---- Exercise data

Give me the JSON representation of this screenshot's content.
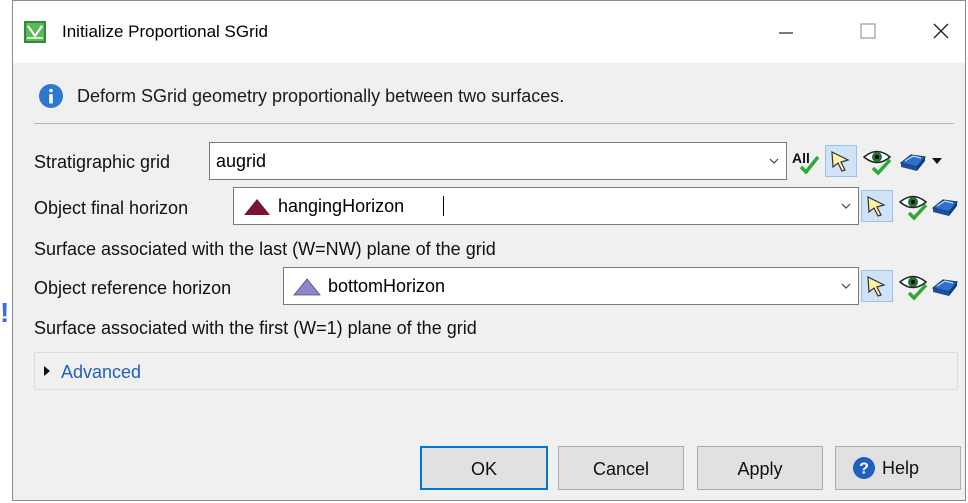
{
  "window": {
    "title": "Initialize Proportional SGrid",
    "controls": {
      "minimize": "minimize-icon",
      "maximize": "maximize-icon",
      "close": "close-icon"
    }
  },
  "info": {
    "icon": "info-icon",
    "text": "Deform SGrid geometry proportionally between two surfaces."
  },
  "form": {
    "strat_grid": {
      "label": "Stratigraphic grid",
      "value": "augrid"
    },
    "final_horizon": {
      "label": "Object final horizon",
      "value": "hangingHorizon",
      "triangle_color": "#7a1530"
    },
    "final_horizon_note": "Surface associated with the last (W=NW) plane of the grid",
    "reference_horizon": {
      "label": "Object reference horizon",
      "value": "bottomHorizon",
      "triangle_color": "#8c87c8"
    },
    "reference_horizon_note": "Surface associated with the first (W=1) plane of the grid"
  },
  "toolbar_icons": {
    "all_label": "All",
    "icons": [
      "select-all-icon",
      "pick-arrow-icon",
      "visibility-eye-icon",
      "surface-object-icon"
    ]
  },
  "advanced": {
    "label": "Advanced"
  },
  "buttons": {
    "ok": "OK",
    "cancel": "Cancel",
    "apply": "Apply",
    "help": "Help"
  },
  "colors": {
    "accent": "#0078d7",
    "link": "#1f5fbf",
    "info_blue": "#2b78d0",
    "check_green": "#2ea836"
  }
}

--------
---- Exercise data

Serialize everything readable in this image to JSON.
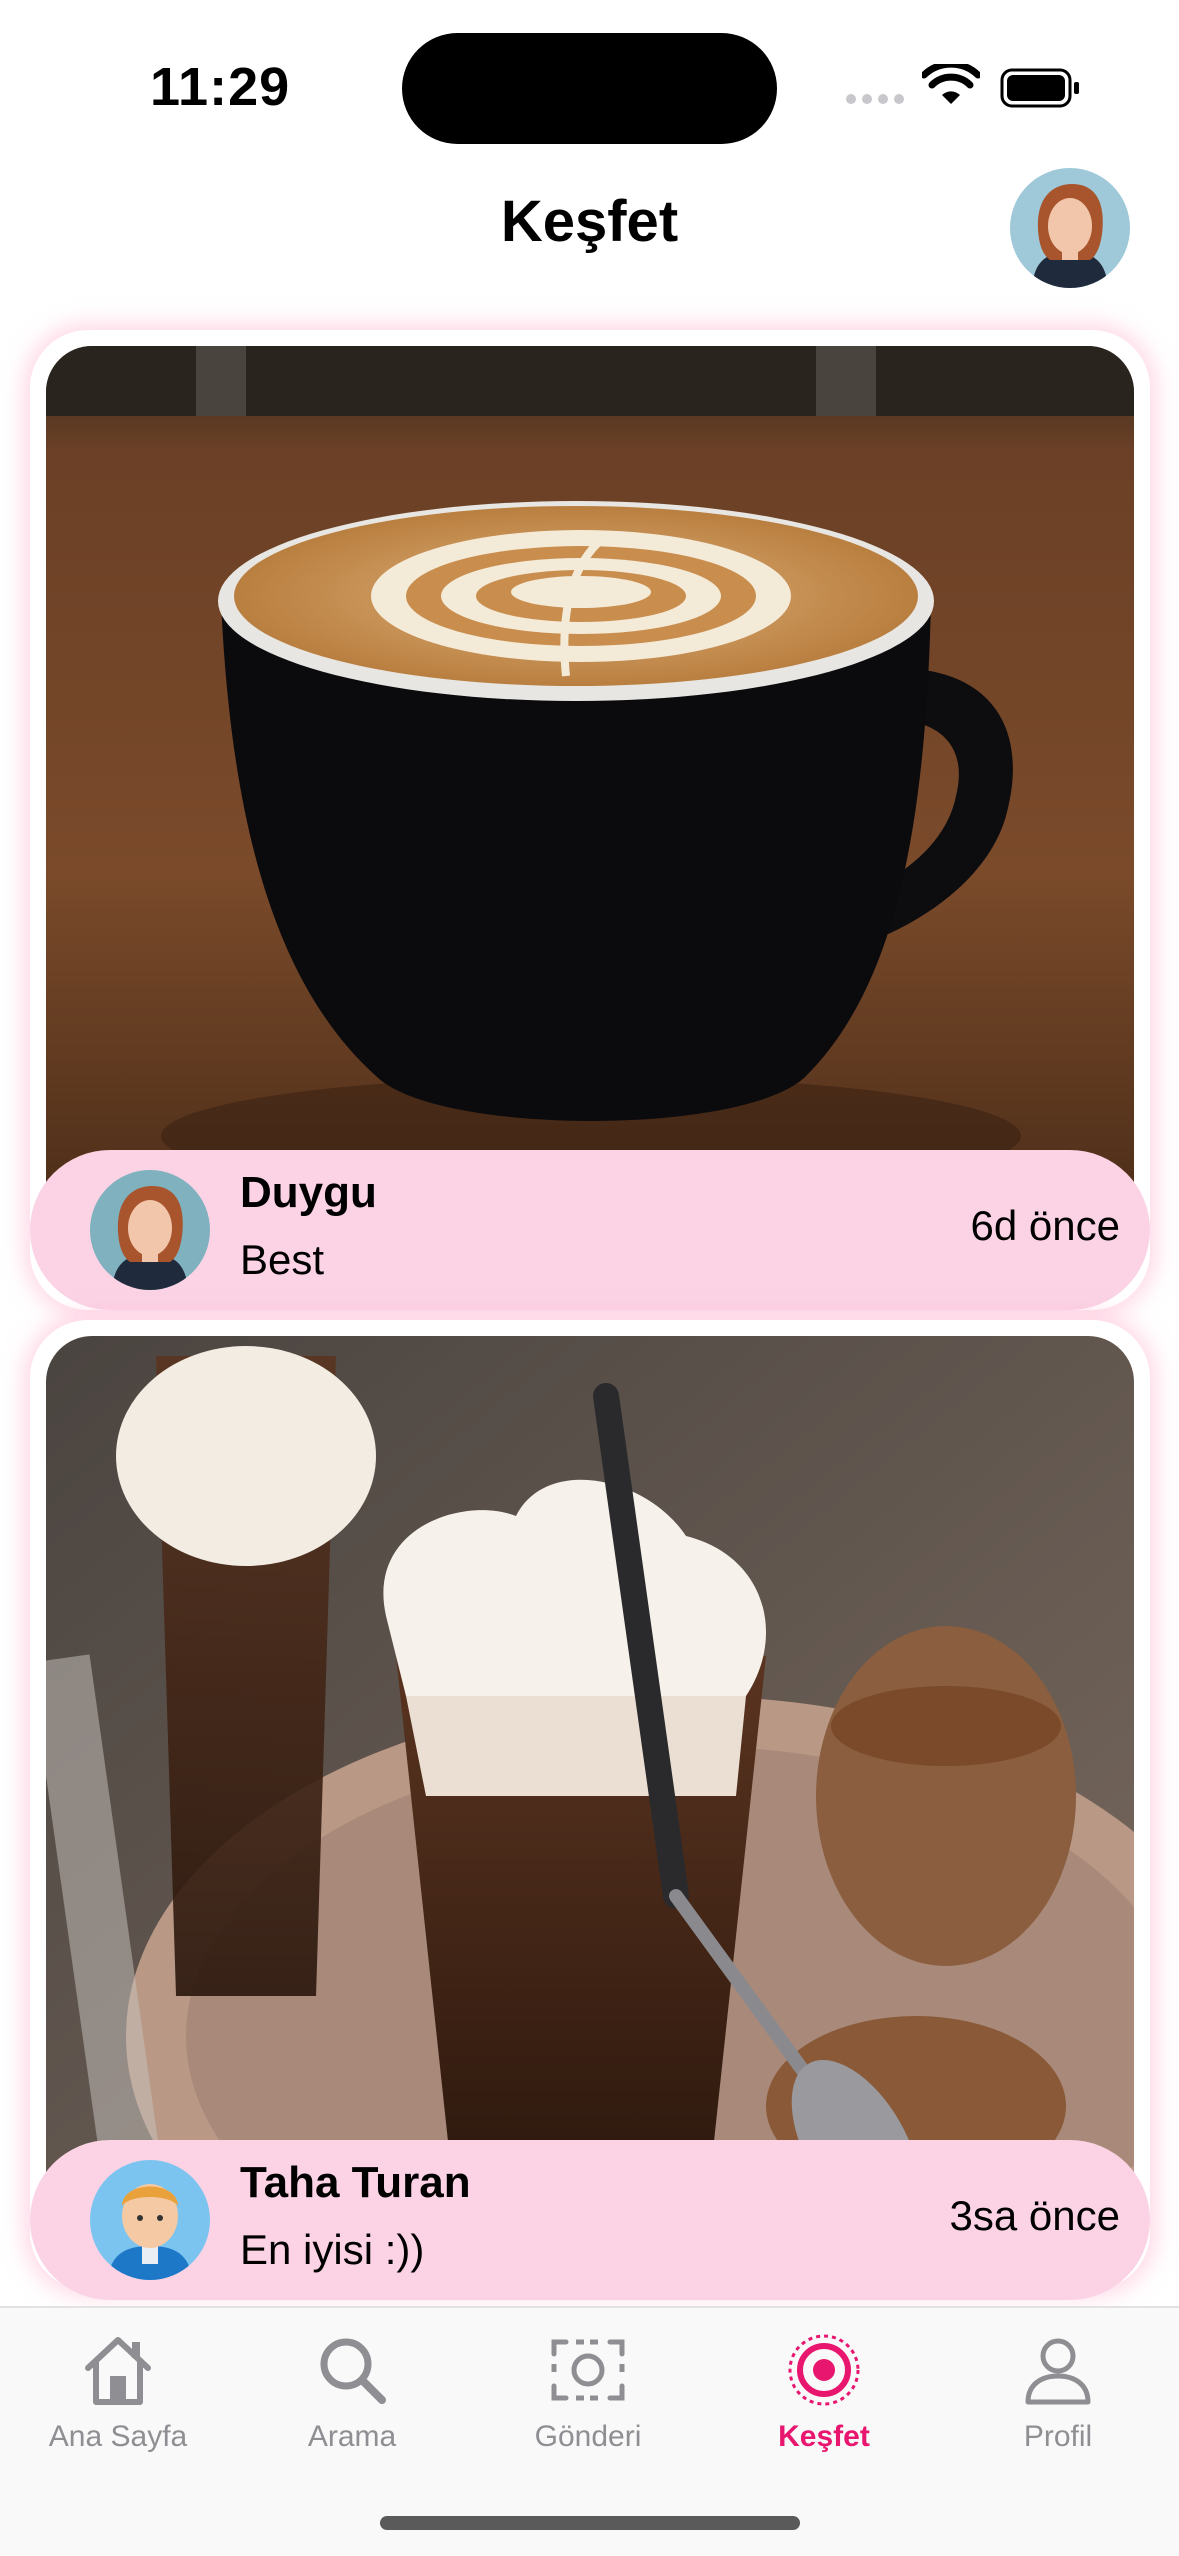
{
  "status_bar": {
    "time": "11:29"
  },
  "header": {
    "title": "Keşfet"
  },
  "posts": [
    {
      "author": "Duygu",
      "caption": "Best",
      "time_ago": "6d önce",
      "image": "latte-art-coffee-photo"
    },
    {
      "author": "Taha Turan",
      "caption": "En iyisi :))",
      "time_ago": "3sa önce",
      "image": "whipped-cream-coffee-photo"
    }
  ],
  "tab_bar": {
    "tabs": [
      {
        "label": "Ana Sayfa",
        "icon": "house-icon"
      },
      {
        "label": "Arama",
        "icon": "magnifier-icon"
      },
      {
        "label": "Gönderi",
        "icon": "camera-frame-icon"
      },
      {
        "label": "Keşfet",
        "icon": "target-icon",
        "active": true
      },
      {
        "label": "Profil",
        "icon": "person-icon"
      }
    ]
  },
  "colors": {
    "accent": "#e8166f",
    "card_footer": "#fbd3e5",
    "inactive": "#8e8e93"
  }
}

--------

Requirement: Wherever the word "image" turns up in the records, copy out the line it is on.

Task solution:
Serialize everything readable in this image to JSON.
      "image": "latte-art-coffee-photo"
      "image": "whipped-cream-coffee-photo"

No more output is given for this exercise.